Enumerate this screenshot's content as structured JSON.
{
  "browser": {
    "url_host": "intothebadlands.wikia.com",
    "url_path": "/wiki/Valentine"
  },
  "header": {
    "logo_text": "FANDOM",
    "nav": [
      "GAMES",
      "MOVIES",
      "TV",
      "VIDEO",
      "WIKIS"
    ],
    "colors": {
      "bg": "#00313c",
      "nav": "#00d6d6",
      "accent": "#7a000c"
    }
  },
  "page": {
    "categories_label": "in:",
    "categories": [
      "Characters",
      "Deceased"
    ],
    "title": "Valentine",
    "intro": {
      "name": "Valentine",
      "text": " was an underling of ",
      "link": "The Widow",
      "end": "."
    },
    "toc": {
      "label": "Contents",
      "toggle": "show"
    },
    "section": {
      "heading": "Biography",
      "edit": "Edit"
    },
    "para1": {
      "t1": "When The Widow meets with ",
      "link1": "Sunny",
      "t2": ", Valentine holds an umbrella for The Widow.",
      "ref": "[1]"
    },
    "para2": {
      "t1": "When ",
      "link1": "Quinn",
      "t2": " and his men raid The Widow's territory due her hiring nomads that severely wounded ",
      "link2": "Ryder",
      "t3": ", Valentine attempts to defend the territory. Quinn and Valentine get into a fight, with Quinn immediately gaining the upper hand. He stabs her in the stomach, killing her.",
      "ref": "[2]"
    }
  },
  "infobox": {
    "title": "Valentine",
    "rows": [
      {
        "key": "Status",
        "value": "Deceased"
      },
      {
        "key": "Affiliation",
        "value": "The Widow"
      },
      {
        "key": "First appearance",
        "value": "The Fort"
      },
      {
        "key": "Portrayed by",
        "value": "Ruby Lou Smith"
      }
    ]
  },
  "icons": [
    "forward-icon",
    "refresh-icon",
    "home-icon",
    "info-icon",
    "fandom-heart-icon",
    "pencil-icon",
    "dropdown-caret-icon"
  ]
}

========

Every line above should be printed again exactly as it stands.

Enumerate this screenshot's content as structured JSON.
{
  "browser": {
    "url_host": "intothebadlands.wikia.com",
    "url_path": "/wiki/Valentine"
  },
  "header": {
    "logo_text": "FANDOM",
    "nav": [
      "GAMES",
      "MOVIES",
      "TV",
      "VIDEO",
      "WIKIS"
    ],
    "colors": {
      "bg": "#00313c",
      "nav": "#00d6d6",
      "accent": "#7a000c"
    }
  },
  "page": {
    "categories_label": "in:",
    "categories": [
      "Characters",
      "Deceased"
    ],
    "title": "Valentine",
    "intro": {
      "name": "Valentine",
      "text": " was an underling of ",
      "link": "The Widow",
      "end": "."
    },
    "toc": {
      "label": "Contents",
      "toggle": "show"
    },
    "section": {
      "heading": "Biography",
      "edit": "Edit"
    },
    "para1": {
      "t1": "When The Widow meets with ",
      "link1": "Sunny",
      "t2": ", Valentine holds an umbrella for The Widow.",
      "ref": "[1]"
    },
    "para2": {
      "t1": "When ",
      "link1": "Quinn",
      "t2": " and his men raid The Widow's territory due her hiring nomads that severely wounded ",
      "link2": "Ryder",
      "t3": ", Valentine attempts to defend the territory. Quinn and Valentine get into a fight, with Quinn immediately gaining the upper hand. He stabs her in the stomach, killing her.",
      "ref": "[2]"
    }
  },
  "infobox": {
    "title": "Valentine",
    "rows": [
      {
        "key": "Status",
        "value": "Deceased"
      },
      {
        "key": "Affiliation",
        "value": "The Widow"
      },
      {
        "key": "First appearance",
        "value": "The Fort"
      },
      {
        "key": "Portrayed by",
        "value": "Ruby Lou Smith"
      }
    ]
  },
  "icons": [
    "forward-icon",
    "refresh-icon",
    "home-icon",
    "info-icon",
    "fandom-heart-icon",
    "pencil-icon",
    "dropdown-caret-icon"
  ]
}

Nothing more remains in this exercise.